Web page and app entries
________________

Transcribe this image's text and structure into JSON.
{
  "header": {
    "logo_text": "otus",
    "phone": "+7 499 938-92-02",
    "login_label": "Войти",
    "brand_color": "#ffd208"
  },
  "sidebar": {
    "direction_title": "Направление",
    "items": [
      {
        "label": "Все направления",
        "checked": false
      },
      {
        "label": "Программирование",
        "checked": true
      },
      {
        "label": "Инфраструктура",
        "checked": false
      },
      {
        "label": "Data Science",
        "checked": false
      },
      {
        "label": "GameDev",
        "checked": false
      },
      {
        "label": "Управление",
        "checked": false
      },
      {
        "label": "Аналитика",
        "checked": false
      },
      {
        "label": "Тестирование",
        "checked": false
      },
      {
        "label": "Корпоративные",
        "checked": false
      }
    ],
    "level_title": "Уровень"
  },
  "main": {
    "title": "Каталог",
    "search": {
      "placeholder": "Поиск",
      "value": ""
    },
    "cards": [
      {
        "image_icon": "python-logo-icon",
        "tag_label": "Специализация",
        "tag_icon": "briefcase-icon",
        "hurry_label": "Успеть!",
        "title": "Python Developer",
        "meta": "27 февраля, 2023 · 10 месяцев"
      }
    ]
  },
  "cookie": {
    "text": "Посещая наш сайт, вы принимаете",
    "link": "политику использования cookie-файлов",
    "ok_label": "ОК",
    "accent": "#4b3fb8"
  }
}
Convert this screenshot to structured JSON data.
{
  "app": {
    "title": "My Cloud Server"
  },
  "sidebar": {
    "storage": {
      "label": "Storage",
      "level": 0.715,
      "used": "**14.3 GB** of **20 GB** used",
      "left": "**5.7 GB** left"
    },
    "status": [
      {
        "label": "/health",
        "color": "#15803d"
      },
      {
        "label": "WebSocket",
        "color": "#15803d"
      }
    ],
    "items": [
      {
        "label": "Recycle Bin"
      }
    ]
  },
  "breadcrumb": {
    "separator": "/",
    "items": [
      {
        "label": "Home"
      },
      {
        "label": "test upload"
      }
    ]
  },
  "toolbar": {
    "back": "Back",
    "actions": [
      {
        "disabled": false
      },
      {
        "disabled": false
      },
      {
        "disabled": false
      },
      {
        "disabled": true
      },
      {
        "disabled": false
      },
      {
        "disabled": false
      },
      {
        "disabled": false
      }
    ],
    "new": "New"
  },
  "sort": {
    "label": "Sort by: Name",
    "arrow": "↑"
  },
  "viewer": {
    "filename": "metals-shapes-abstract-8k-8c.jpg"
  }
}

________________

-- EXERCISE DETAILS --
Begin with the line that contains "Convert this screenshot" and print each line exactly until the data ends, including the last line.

-- OUTPUT BELOW --
Convert this screenshot to structured JSON data.
{
  "app": {
    "title": "My Cloud Server"
  },
  "sidebar": {
    "storage": {
      "label": "Storage",
      "level": 0.715,
      "used": "**14.3 GB** of **20 GB** used",
      "left": "**5.7 GB** left"
    },
    "status": [
      {
        "label": "/health",
        "color": "#15803d"
      },
      {
        "label": "WebSocket",
        "color": "#15803d"
      }
    ],
    "items": [
      {
        "label": "Recycle Bin"
      }
    ]
  },
  "breadcrumb": {
    "separator": "/",
    "items": [
      {
        "label": "Home"
      },
      {
        "label": "test upload"
      }
    ]
  },
  "toolbar": {
    "back": "Back",
    "actions": [
      {
        "disabled": false
      },
      {
        "disabled": false
      },
      {
        "disabled": false
      },
      {
        "disabled": true
      },
      {
        "disabled": false
      },
      {
        "disabled": false
      },
      {
        "disabled": false
      }
    ],
    "new": "New"
  },
  "sort": {
    "label": "Sort by: Name",
    "arrow": "↑"
  },
  "viewer": {
    "filename": "metals-shapes-abstract-8k-8c.jpg"
  }
}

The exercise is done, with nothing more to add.